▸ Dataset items
====
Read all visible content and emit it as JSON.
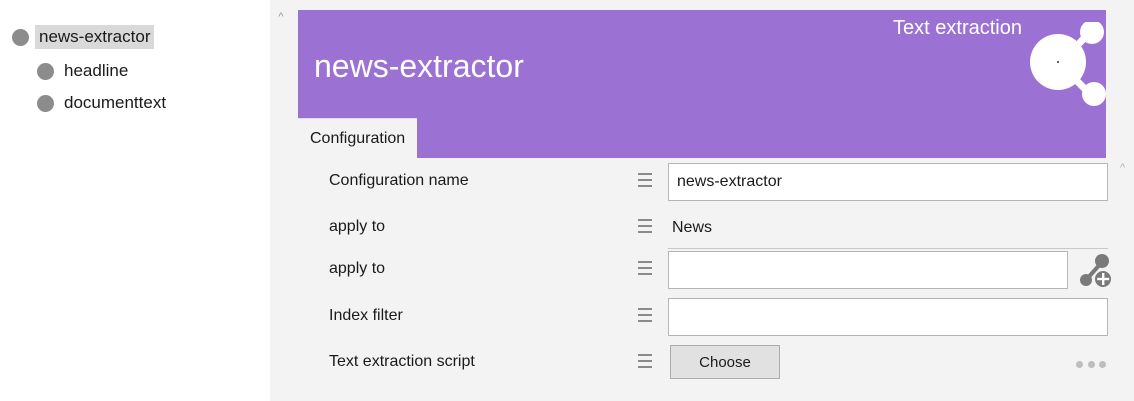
{
  "tree": {
    "items": [
      {
        "label": "news-extractor",
        "level": 0,
        "selected": true
      },
      {
        "label": "headline",
        "level": 1
      },
      {
        "label": "documenttext",
        "level": 1
      }
    ]
  },
  "header": {
    "title": "news-extractor",
    "type_label": "Text extraction",
    "color": "#9b72d4",
    "logo_icon": "share-network-icon"
  },
  "tabs": [
    {
      "label": "Configuration",
      "active": true
    }
  ],
  "form": {
    "rows": [
      {
        "label": "Configuration name",
        "kind": "input",
        "value": "news-extractor"
      },
      {
        "label": "apply to",
        "kind": "text",
        "value": "News"
      },
      {
        "label": "apply to",
        "kind": "input",
        "value": "",
        "action_icon": "add-link-icon"
      },
      {
        "label": "Index filter",
        "kind": "input",
        "value": ""
      },
      {
        "label": "Text extraction script",
        "kind": "button",
        "button_label": "Choose",
        "action_icon": "more-icon"
      }
    ]
  }
}
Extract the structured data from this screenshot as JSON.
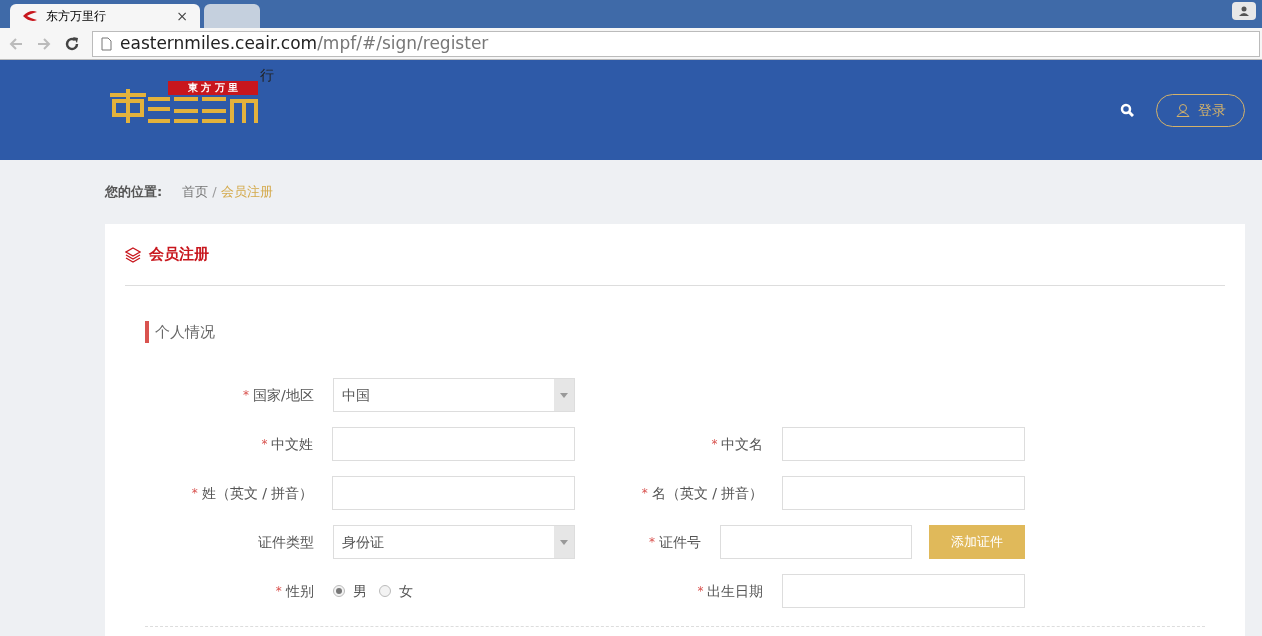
{
  "browser": {
    "tabs": [
      {
        "title": "东方万里行",
        "close": "×",
        "selected": true
      },
      {
        "selected": false
      }
    ],
    "nav": {
      "back_disabled": true,
      "forward_disabled": true
    },
    "url": {
      "host": "easternmiles.ceair.com",
      "path": "/mpf/#/sign/register"
    }
  },
  "header": {
    "logo": {
      "banner": "東 方 万 里",
      "mark": "行"
    },
    "login": "登录"
  },
  "breadcrumb": {
    "label": "您的位置:",
    "items": [
      {
        "text": "首页",
        "current": false
      },
      {
        "text": "会员注册",
        "current": true
      }
    ],
    "separator": "/"
  },
  "card": {
    "title": "会员注册",
    "section": "个人情况",
    "rows": [
      [
        {
          "kind": "select",
          "mark": "*",
          "label": "国家/地区",
          "value": "中国"
        }
      ],
      [
        {
          "kind": "text",
          "mark": "*",
          "label": "中文姓"
        },
        {
          "kind": "text",
          "mark": "*",
          "label": "中文名"
        }
      ],
      [
        {
          "kind": "text",
          "mark": "*",
          "label": "姓（英文 / 拼音）"
        },
        {
          "kind": "text",
          "mark": "*",
          "label": "名（英文 / 拼音）"
        }
      ],
      [
        {
          "kind": "select",
          "label": "证件类型",
          "value": "身份证"
        },
        {
          "kind": "text",
          "mark": "*",
          "label": "证件号",
          "button": "添加证件"
        }
      ],
      [
        {
          "kind": "radio",
          "mark": "*",
          "label": "性别",
          "options": [
            {
              "text": "男",
              "selected": true
            },
            {
              "text": "女",
              "selected": false
            }
          ]
        },
        {
          "kind": "text",
          "mark": "*",
          "label": "出生日期"
        }
      ]
    ]
  }
}
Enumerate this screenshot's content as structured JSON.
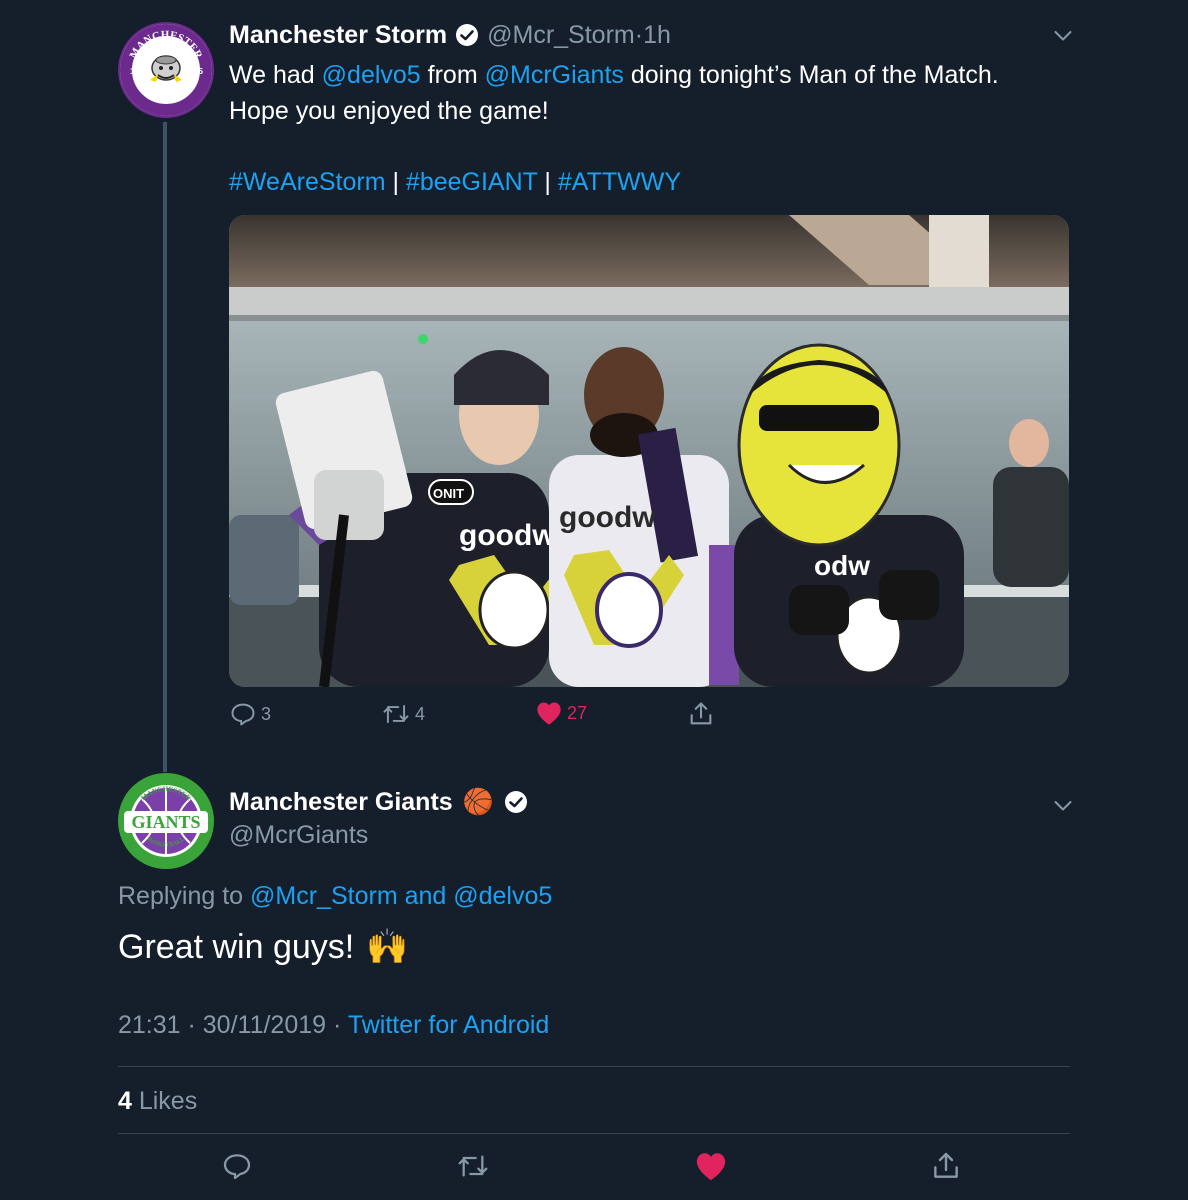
{
  "tweet1": {
    "name": "Manchester Storm",
    "handle": "@Mcr_Storm",
    "separator": " · ",
    "time": "1h",
    "text_parts": {
      "p1": "We had ",
      "mention1": "@delvo5",
      "p2": " from ",
      "mention2": "@McrGiants",
      "p3": " doing tonight’s Man of the Match.",
      "line2": "Hope you enjoyed the game!"
    },
    "hashtags": {
      "tag1": "#WeAreStorm",
      "sep1": " | ",
      "tag2": "#beeGIANT",
      "sep2": " | ",
      "tag3": "#ATTWWY"
    },
    "avatar_text": {
      "top": "MANCHESTER",
      "bottom": "STORM",
      "left": "19",
      "right": "95"
    },
    "photo_text": {
      "jersey1": "goodwin",
      "jersey2": "goodw",
      "jersey3": "odw",
      "sponsor": "ONIT"
    },
    "actions": {
      "replies": "3",
      "retweets": "4",
      "likes": "27"
    }
  },
  "tweet2": {
    "name": "Manchester Giants",
    "emoji": "🏀",
    "handle": "@McrGiants",
    "avatar_text": "GIANTS",
    "avatar_ring_top": "MANCHESTER",
    "avatar_ring_bottom": "BASKETBALL",
    "replying_label": "Replying to ",
    "replying_to": "@Mcr_Storm and @delvo5",
    "text": "Great win guys!",
    "text_emoji": "🙌",
    "time": "21:31",
    "separator": " · ",
    "date": "30/11/2019",
    "source_sep": " · ",
    "source": "Twitter for Android",
    "likes_count": "4",
    "likes_label": " Likes"
  },
  "colors": {
    "background": "#151e2b",
    "link": "#1da1f2",
    "muted": "#8899a6",
    "like": "#e0245e",
    "divider": "#38444d",
    "storm_purple": "#6b2a8c",
    "giants_green": "#3aa33a"
  }
}
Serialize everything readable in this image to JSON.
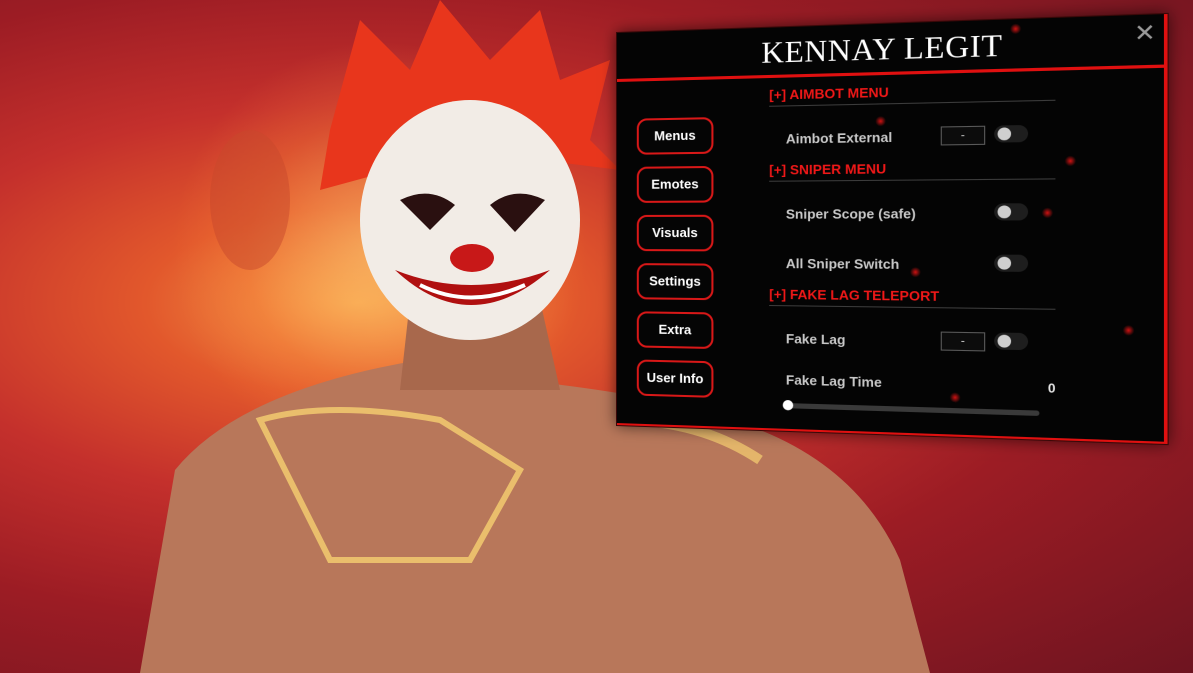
{
  "panel": {
    "title": "KENNAY LEGIT",
    "close_label": "✕",
    "accent_color": "#e01010"
  },
  "nav": {
    "items": [
      {
        "label": "Menus"
      },
      {
        "label": "Emotes"
      },
      {
        "label": "Visuals"
      },
      {
        "label": "Settings"
      },
      {
        "label": "Extra"
      },
      {
        "label": "User Info"
      }
    ]
  },
  "sections": {
    "aimbot": {
      "title": "[+] AIMBOT MENU",
      "aimbot_external": {
        "label": "Aimbot External",
        "key": "-",
        "enabled": false
      }
    },
    "sniper": {
      "title": "[+] SNIPER MENU",
      "sniper_scope": {
        "label": "Sniper Scope (safe)",
        "enabled": false
      },
      "all_sniper_switch": {
        "label": "All Sniper Switch",
        "enabled": false
      }
    },
    "fake_lag": {
      "title": "[+] FAKE LAG TELEPORT",
      "fake_lag": {
        "label": "Fake Lag",
        "key": "-",
        "enabled": false
      },
      "fake_lag_time": {
        "label": "Fake Lag Time",
        "value": "0",
        "fraction": 0.0
      }
    }
  }
}
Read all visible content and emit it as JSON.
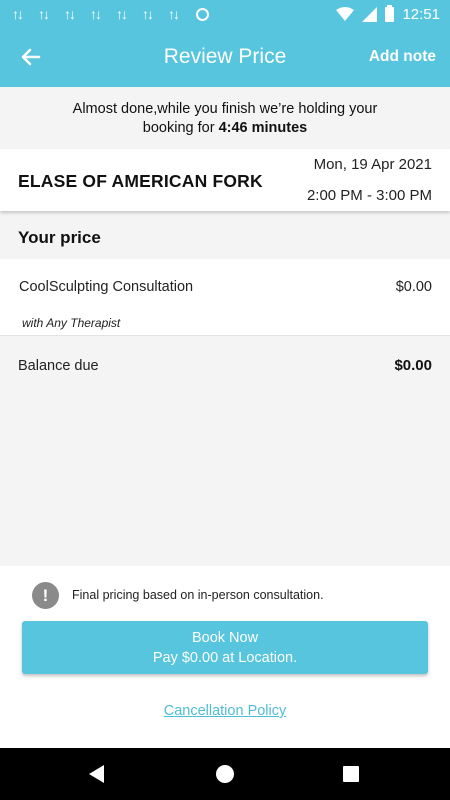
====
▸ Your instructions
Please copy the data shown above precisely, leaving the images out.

▸ Exercise answer
Read all visible content and emit it as JSON.
{
  "tree": {
    "items": [
      {
        "label": "news-extractor",
        "level": 0,
        "selected": true
      },
      {
        "label": "headline",
        "level": 1
      },
      {
        "label": "documenttext",
        "level": 1
      }
    ]
  },
  "header": {
    "title": "news-extractor",
    "type_label": "Text extraction",
    "color": "#9b72d4",
    "logo_icon": "share-network-icon"
  },
  "tabs": [
    {
      "label": "Configuration",
      "active": true
    }
  ],
  "form": {
    "rows": [
      {
        "label": "Configuration name",
        "kind": "input",
        "value": "news-extractor"
      },
      {
        "label": "apply to",
        "kind": "text",
        "value": "News"
      },
      {
        "label": "apply to",
        "kind": "input",
        "value": "",
        "action_icon": "add-link-icon"
      },
      {
        "label": "Index filter",
        "kind": "input",
        "value": ""
      },
      {
        "label": "Text extraction script",
        "kind": "button",
        "button_label": "Choose",
        "action_icon": "more-icon"
      }
    ]
  }
}
Extract the structured data from this screenshot as JSON.
{
  "browser": {
    "tabs": [
      {
        "title": "东方万里行",
        "close": "×",
        "selected": true
      },
      {
        "selected": false
      }
    ],
    "nav": {
      "back_disabled": true,
      "forward_disabled": true
    },
    "url": {
      "host": "easternmiles.ceair.com",
      "path": "/mpf/#/sign/register"
    }
  },
  "header": {
    "logo": {
      "banner": "東 方 万 里",
      "mark": "行"
    },
    "login": "登录"
  },
  "breadcrumb": {
    "label": "您的位置:",
    "items": [
      {
        "text": "首页",
        "current": false
      },
      {
        "text": "会员注册",
        "current": true
      }
    ],
    "separator": "/"
  },
  "card": {
    "title": "会员注册",
    "section": "个人情况",
    "rows": [
      [
        {
          "kind": "select",
          "mark": "*",
          "label": "国家/地区",
          "value": "中国"
        }
      ],
      [
        {
          "kind": "text",
          "mark": "*",
          "label": "中文姓"
        },
        {
          "kind": "text",
          "mark": "*",
          "label": "中文名"
        }
      ],
      [
        {
          "kind": "text",
          "mark": "*",
          "label": "姓（英文 / 拼音）"
        },
        {
          "kind": "text",
          "mark": "*",
          "label": "名（英文 / 拼音）"
        }
      ],
      [
        {
          "kind": "select",
          "label": "证件类型",
          "value": "身份证"
        },
        {
          "kind": "text",
          "mark": "*",
          "label": "证件号",
          "button": "添加证件"
        }
      ],
      [
        {
          "kind": "radio",
          "mark": "*",
          "label": "性别",
          "options": [
            {
              "text": "男",
              "selected": true
            },
            {
              "text": "女",
              "selected": false
            }
          ]
        },
        {
          "kind": "text",
          "mark": "*",
          "label": "出生日期"
        }
      ]
    ]
  }
}
Enumerate this screenshot's content as structured JSON.
{
  "tweet1": {
    "name": "Manchester Storm",
    "handle": "@Mcr_Storm",
    "separator": " · ",
    "time": "1h",
    "text_parts": {
      "p1": "We had ",
      "mention1": "@delvo5",
      "p2": " from ",
      "mention2": "@McrGiants",
      "p3": " doing tonight’s Man of the Match.",
      "line2": "Hope you enjoyed the game!"
    },
    "hashtags": {
      "tag1": "#WeAreStorm",
      "sep1": " | ",
      "tag2": "#beeGIANT",
      "sep2": " | ",
      "tag3": "#ATTWWY"
    },
    "avatar_text": {
      "top": "MANCHESTER",
      "bottom": "STORM",
      "left": "19",
      "right": "95"
    },
    "photo_text": {
      "jersey1": "goodwin",
      "jersey2": "goodw",
      "jersey3": "odw",
      "sponsor": "ONIT"
    },
    "actions": {
      "replies": "3",
      "retweets": "4",
      "likes": "27"
    }
  },
  "tweet2": {
    "name": "Manchester Giants",
    "emoji": "🏀",
    "handle": "@McrGiants",
    "avatar_text": "GIANTS",
    "avatar_ring_top": "MANCHESTER",
    "avatar_ring_bottom": "BASKETBALL",
    "replying_label": "Replying to ",
    "replying_to": "@Mcr_Storm and @delvo5",
    "text": "Great win guys!",
    "text_emoji": "🙌",
    "time": "21:31",
    "separator": " · ",
    "date": "30/11/2019",
    "source_sep": " · ",
    "source": "Twitter for Android",
    "likes_count": "4",
    "likes_label": " Likes"
  },
  "colors": {
    "background": "#151e2b",
    "link": "#1da1f2",
    "muted": "#8899a6",
    "like": "#e0245e",
    "divider": "#38444d",
    "storm_purple": "#6b2a8c",
    "giants_green": "#3aa33a"
  }
}
Serialize everything readable in this image to JSON.
{
  "panel": {
    "title": "KENNAY LEGIT",
    "close_label": "✕",
    "accent_color": "#e01010"
  },
  "nav": {
    "items": [
      {
        "label": "Menus"
      },
      {
        "label": "Emotes"
      },
      {
        "label": "Visuals"
      },
      {
        "label": "Settings"
      },
      {
        "label": "Extra"
      },
      {
        "label": "User Info"
      }
    ]
  },
  "sections": {
    "aimbot": {
      "title": "[+] AIMBOT MENU",
      "aimbot_external": {
        "label": "Aimbot External",
        "key": "-",
        "enabled": false
      }
    },
    "sniper": {
      "title": "[+] SNIPER MENU",
      "sniper_scope": {
        "label": "Sniper Scope (safe)",
        "enabled": false
      },
      "all_sniper_switch": {
        "label": "All Sniper Switch",
        "enabled": false
      }
    },
    "fake_lag": {
      "title": "[+] FAKE LAG TELEPORT",
      "fake_lag": {
        "label": "Fake Lag",
        "key": "-",
        "enabled": false
      },
      "fake_lag_time": {
        "label": "Fake Lag Time",
        "value": "0",
        "fraction": 0.0
      }
    }
  }
}
Read all visible content and emit it as JSON.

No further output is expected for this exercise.